Community leaders were trained on child protection and advocacy which equipped them with the necessary knowledge and skills to create safe environments for children. Caregivers/Family Leaders were also trained on management of small scale economic activities. A malaria prevention project conducted a number of sensitisation campaigns in the communities. Community households benefited from an agricultural fair during the Cyclone Dando emergency response project.
Early Childhood Development (ECD)
In Gondola District in Manica Province in western Mozambique, ChildFund is implementing an Irish Aid-funded Communities Caring for Children programme (CCCP) which focusses on the first Life Stage, early childhood care and development. It is also concurrently being implemented in Ethiopia and Mozambique. While the programme has a specific focus on early childhood development, issues of gender, prevention of gender-based violence, prevention of HIV and AIDS and the protection of the environment are also being mainstreamed into the programme.
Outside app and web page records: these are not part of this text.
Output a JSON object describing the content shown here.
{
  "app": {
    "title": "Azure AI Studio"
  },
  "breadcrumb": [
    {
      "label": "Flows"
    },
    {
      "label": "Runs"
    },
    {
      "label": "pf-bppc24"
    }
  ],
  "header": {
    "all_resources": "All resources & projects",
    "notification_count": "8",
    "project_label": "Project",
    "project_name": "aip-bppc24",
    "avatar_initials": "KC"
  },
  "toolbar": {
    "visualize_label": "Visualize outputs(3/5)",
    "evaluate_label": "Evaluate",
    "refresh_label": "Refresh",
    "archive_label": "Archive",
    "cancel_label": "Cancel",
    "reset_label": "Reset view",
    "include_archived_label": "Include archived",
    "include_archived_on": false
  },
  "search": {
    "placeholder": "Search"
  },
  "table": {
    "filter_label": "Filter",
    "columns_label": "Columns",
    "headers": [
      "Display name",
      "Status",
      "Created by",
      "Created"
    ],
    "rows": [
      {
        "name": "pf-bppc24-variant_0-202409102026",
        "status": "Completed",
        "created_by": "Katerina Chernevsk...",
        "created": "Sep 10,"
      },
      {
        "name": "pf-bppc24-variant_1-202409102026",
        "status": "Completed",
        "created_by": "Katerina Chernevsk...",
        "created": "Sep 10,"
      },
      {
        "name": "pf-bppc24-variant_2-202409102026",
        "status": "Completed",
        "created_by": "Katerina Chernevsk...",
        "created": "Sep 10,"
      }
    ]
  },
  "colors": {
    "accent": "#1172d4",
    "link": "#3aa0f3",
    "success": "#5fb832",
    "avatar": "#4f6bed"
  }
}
The overall goal of the programme is that all children aged from 0-5 years old in the programme area are protected and supported to have equal opportunities to realise their rights and develop to their full potential. Specific outcomes aim to improve the quality of ECD services; to strengthen community structures for child care, protection and case management; and to improve a culture of learning and knowledge management on ECD approaches and practices. The programme will run until 2015, which coincides with the end of the Millennium Project and the Millennium Development Goals.
Education in Mozambique is another big challenge. In Zavala District, Inhambane Province, there is a lack of educational resources to support children’s educational development. With funding from the Bank of Ireland Group Employees Fund for Third World Aid ChildFund implemented a project in 2012 to help address this. The project provided two secondary schools and one resource centre with functional libraries equipped with books recommended for teaching and learning purposes at both primary and secondary levels. The establishment of the libraries has improved students’ and teachers’ access to reference and reading material and the setting up of study groups has also created a platform for collaborative and interactive participation of students.
Floods and droughts are frequent in Mozambique, occurring cyclically and with varying intensity. In Zavala District drought is the most frequently occurring natural disaster, and has the greatest impact on household livelihood security. There is limited use of irrigation systems and an overall underdevelopment of water infrastructure. Lack of access to clean water also uniquely affects women and girls. When schools lack private and adequate sanitation facilities, school dropout rates increase, particularly for teenage girls. Women and girls also spend a large portion of their time travelling long distances to fetch clean water.
With funding from the Bank of Ireland Group Employees Fund for Third World Aid ChildFund introduced rain water harvesting technology at five schools, a cost-effective, pro-poor approach, that is simple to install and maintain.
This is a story of a sponsored child, Genito, who didn’t know about birthday celebrations before he was matched with a ChildFund Sponsor in 2009. When his sponsor began to send him cards, stickers and other small gifts, he soon caught on that a birthday was meant to be a happy occasion. Now he knows when his birthday is and how to mark the day. “I like to celebrate my birthday. My sponsor always sends me gifts, and on this day I eat cake, biscuits and a soft drink.” Genito pastes the stickers received from his sponsor on a broken freezer at home. The front panel is now a collage of happy images. How to celebrate birthdays is just one of the things Genito has learned from his sponsor in the last few years. “I like my sponsor because she teaches me to grow as a good boy.”
Under-five Mortality Rate (2010): 135 deaths per 1,000 live births (ranked 16 of 194). Source: UNICEF, SOWC Report, 2012.
Human Development Index (HDI) (2012): 0.327 (ranked 185 of 187). Source: UNDP, Human Development Report, 2013.